A new study from the Urban Institute shows how much people are paying for these financial services and just who is paying for them.
How much does it cost? Well, there's the price of the tax preparation--anywhere from $187 to $350, the study says. Then the fees can vary from $57 to $117--as much as 12 percent of a person's total refund. It costs more if you want the money the same day.
For someone with a bank account, a refund anticipation loan might not even come much faster than the regular refund through direct deposit. But ignorance about the tax system is just one of the ways these financial products get sold.

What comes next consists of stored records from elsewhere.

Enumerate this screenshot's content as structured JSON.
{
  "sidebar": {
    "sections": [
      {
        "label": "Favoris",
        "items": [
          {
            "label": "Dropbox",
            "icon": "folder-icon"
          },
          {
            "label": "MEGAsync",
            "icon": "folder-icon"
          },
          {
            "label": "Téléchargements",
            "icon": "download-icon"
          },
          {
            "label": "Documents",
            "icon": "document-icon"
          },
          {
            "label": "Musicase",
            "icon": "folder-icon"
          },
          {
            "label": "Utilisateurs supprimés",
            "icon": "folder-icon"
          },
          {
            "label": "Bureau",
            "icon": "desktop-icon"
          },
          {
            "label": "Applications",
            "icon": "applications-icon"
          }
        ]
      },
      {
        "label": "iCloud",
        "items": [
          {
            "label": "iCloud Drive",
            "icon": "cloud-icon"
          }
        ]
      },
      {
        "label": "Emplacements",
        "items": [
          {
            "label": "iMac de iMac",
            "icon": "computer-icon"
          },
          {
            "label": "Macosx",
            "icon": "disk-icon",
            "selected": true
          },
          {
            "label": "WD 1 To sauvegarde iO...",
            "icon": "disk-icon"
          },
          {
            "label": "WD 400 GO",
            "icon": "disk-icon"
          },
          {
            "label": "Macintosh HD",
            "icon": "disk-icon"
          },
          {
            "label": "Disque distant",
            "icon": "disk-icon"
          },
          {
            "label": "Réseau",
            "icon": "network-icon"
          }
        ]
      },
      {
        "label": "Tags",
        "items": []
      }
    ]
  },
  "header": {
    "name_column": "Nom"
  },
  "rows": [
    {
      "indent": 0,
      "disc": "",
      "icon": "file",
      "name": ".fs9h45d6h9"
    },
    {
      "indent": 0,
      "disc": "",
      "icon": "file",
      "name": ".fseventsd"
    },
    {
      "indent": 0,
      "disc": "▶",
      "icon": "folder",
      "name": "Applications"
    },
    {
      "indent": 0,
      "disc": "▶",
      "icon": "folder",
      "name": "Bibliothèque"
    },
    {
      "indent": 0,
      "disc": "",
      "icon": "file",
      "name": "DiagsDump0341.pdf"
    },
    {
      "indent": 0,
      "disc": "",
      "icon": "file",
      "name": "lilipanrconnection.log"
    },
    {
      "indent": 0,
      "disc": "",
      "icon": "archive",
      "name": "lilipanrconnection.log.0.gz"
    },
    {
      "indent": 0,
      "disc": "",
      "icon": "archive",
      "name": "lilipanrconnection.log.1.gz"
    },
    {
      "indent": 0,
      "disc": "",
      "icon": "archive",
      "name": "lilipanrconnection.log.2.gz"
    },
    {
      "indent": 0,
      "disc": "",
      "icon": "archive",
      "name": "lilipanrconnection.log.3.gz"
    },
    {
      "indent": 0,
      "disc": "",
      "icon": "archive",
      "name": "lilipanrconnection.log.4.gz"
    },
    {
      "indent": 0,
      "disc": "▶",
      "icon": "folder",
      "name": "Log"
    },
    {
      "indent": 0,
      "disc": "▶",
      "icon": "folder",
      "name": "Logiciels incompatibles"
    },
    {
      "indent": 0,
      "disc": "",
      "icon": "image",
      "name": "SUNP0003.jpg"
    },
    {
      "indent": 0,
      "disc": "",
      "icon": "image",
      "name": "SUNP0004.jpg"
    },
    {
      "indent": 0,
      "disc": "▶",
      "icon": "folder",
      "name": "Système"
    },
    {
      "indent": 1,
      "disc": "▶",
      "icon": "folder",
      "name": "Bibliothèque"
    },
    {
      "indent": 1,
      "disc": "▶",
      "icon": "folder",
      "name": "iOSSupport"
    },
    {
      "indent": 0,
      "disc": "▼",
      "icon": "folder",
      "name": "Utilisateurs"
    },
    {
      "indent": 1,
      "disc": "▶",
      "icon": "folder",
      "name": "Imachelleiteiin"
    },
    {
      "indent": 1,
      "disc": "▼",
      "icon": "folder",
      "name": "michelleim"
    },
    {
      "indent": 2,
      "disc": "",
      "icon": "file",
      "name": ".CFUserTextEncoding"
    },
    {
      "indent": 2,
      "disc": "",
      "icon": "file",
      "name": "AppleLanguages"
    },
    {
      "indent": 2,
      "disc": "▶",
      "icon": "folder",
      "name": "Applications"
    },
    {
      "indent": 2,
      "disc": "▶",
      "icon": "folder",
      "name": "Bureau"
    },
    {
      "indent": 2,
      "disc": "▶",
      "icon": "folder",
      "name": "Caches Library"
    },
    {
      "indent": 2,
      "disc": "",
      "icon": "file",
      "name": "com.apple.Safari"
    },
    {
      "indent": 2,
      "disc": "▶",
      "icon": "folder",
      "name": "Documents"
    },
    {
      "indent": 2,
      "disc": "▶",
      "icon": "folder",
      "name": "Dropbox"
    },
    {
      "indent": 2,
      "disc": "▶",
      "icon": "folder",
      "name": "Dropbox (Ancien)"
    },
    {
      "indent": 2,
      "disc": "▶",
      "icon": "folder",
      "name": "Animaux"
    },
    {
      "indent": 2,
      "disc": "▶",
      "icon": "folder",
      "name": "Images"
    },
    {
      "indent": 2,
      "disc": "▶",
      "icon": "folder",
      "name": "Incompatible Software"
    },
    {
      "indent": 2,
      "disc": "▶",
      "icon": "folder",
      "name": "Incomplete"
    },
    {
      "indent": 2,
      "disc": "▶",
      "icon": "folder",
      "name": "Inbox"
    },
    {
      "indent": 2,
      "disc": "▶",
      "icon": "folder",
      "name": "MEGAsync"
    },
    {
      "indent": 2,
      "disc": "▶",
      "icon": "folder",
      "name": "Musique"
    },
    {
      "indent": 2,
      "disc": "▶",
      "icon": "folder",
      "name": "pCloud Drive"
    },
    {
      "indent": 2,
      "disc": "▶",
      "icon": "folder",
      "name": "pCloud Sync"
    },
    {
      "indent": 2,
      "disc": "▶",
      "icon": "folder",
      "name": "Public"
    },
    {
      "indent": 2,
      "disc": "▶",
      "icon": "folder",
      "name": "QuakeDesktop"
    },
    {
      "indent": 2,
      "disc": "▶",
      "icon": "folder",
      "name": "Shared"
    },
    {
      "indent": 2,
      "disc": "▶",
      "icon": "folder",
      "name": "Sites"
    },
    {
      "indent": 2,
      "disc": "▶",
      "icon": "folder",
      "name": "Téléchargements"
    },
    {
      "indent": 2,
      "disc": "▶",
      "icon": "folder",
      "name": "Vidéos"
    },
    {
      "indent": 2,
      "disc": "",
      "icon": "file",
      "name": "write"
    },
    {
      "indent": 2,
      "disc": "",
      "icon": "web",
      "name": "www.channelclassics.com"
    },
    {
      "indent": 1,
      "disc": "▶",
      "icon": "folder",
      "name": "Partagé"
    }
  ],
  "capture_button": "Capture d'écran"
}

Who is using them? About 18 percent of filers use these services. But that 18 percent isn't spread out across everyone. It's concentrated in low-income communities and particularly used by young, poor people, especially single mothers, with less education.
Many of them receive the Earned Income Tax Credit. That's a tax credit that goes to poor working families with children--designed as a boost to their wages. But it has a catch--it's tricky to fill out the forms, so many families need help if they want to get the credit, and thus, need to go to a tax preparer.
A lot of families who get the services are also "unbanked," meaning that they don't have or use a bank account. Just like payday lenders are numerous in communities without banks, so are refund loans and checks. In fact, a recent survey shows that unbanked households are twice as likely to get an advance on their tax refund.
African Americans and Hispanics are much more likely to use the service--13 percent of African Americans and 9 percent of Hispanics, compared with 6 percent of white people.
Why does all this matter?
Well, tax refunds belong to us, right? They're the money that Uncle Sam has determined we don't owe him. The Earned Income Tax Credit belongs doubly to all of us--they're money that we've decided should go to working people to help them get a leg up. Those dollars are designed to be spent in the regular economy--for school supplies and groceries, paying rent or overdue utility bills. It wasn't put in place so that financial institutions can make another quick buck off the poor.
So the next time you see one of those Lady Liberties on the street, be kind. After all, they have to stand on a street corner through the coldest season of the year. But you now know you and Uncle Sam will get a better deal without them.
Photo credit: Alaina Buzas